Techirghiol oferred the high class world of the 20th century, inspiration and treatment. Camil Petrescu placed a part of his action novel The Bed of Procust in Techirghiol, an action that carried out between 1926 and 1928, and rendered words to the characters of that time period.
In 1388, Dobrogea merged for the first time with Tara Romaneasca under Mircea cel Batran’s reign.
In the mid century, Dobrogea fell under Ottoman occupation. A first documentary mention of Techirghiol villages dates from 1560 when Tekfur-Koy is named, in the permit of Suleyman the Magnificent to the ruler of Moldova. On December 1, 1878 Romanian troops entered Dobrogea, which represented factually, the provincial allusion with the country.
Mihail Kogalniceanu was one of the new inhabitants of Techirghiol, after the maintenance reforms, which bought lands and buildings around the lake, and built a public fountain in the locality, and built the Orthodox chapel in Tuzla. Among the prominent inhabitants of Techirghiol is included writer Mircea Eliade, whose parents owned a holiday house since 1906 called – Villa Claudia.
Another benefactor was Constantin Tanase. He commits himself in the construction of a sanatorium for artists (Villa Scena), and contributes financially to the Cultural Hostel and to building the St. Ilie Church.

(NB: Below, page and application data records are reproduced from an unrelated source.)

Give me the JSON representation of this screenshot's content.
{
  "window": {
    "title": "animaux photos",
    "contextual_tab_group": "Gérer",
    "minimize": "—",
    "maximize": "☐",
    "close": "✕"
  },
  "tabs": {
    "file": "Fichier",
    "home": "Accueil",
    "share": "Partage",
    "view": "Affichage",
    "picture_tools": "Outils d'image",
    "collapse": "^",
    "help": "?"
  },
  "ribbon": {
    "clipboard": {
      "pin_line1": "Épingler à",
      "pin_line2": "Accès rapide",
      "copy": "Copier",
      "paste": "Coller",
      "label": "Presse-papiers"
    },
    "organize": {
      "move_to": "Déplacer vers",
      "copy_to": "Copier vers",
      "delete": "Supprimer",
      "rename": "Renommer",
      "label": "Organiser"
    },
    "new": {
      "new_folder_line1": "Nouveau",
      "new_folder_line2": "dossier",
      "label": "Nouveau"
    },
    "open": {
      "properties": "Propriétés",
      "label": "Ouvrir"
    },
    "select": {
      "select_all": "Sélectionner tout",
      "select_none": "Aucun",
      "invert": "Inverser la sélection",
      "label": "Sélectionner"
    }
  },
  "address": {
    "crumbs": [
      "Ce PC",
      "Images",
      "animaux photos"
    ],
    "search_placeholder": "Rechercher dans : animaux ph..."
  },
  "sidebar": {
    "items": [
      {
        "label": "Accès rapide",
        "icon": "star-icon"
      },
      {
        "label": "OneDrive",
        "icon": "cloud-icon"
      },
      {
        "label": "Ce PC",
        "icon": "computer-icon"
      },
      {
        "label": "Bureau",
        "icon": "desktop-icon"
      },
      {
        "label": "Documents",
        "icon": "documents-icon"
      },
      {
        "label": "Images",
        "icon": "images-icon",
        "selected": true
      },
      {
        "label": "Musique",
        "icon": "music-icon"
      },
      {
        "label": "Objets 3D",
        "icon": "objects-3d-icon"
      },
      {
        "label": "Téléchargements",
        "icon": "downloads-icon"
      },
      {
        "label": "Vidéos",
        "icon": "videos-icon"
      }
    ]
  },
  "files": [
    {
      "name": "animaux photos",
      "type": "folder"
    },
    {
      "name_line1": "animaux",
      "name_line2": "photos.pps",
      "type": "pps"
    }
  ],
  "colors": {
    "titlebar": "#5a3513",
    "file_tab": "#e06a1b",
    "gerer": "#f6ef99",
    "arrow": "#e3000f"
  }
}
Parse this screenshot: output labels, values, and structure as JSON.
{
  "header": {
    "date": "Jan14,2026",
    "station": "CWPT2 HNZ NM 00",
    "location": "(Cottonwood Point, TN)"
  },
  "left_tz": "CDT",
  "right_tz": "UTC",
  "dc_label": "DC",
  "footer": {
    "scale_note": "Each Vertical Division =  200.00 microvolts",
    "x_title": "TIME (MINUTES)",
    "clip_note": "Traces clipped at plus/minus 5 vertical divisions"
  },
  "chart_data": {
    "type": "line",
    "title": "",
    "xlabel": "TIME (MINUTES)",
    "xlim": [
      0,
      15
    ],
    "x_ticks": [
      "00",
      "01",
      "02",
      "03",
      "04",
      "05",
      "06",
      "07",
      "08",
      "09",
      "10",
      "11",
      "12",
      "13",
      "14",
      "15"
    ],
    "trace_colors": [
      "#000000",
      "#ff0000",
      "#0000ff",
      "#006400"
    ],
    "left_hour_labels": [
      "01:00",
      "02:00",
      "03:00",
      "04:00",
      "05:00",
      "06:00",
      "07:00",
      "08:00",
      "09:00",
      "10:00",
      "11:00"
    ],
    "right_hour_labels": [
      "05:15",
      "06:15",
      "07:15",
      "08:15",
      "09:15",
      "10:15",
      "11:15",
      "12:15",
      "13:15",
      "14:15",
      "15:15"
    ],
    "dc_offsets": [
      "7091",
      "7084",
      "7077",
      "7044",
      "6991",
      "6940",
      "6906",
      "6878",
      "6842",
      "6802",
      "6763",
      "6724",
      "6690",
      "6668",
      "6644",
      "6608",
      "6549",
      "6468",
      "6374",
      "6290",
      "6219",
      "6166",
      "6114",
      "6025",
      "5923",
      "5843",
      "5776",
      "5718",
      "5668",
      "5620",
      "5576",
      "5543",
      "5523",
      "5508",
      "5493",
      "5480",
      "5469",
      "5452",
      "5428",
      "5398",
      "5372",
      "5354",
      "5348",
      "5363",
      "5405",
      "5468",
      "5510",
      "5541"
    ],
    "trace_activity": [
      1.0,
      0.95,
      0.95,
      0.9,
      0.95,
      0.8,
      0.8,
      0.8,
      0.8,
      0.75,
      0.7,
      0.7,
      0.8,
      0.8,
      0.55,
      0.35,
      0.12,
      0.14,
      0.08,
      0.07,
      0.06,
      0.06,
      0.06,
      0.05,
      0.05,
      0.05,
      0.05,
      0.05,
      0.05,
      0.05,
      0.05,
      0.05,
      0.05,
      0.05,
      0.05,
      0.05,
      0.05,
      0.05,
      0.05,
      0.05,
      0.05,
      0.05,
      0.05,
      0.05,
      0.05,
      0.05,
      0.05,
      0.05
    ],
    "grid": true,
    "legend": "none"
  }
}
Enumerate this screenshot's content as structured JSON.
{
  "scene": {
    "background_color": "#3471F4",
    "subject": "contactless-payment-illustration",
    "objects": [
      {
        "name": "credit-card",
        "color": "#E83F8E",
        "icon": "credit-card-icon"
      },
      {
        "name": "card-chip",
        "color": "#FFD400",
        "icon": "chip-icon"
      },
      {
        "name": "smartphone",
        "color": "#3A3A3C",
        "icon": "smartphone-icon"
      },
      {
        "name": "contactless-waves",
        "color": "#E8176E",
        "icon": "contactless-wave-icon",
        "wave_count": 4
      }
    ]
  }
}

In 1894 the Ministry of Agriculture and Domains sold charity for Euphoria Civil Hospitals in Bucharest, 100 ha at the edge of the lake. This is the first step in the form of the balneary resort surrounding the lake. The foundation of what will become Techirghiol-Eforie and then the town of today Eforie Nord, is laid.
Constantin Bajenaru is also to be remembered, one of Techirghiol’s town hall primary, who in the 30s was especially concerned about marking the beauties, city cleanness and the prosperity of the town as a balneary resort.
In 1931 the Heroes’ Monument was inaugurated in the memory of those who gave their lives during the 1916-1918 war (Techirghiol and the neighborhood paid the tribute for the 176 fallen lives) in the “General I. Dragalina” square.
Bibliografie – „Monografia Techirghiolului” de Aurelia si Stefan Lapusan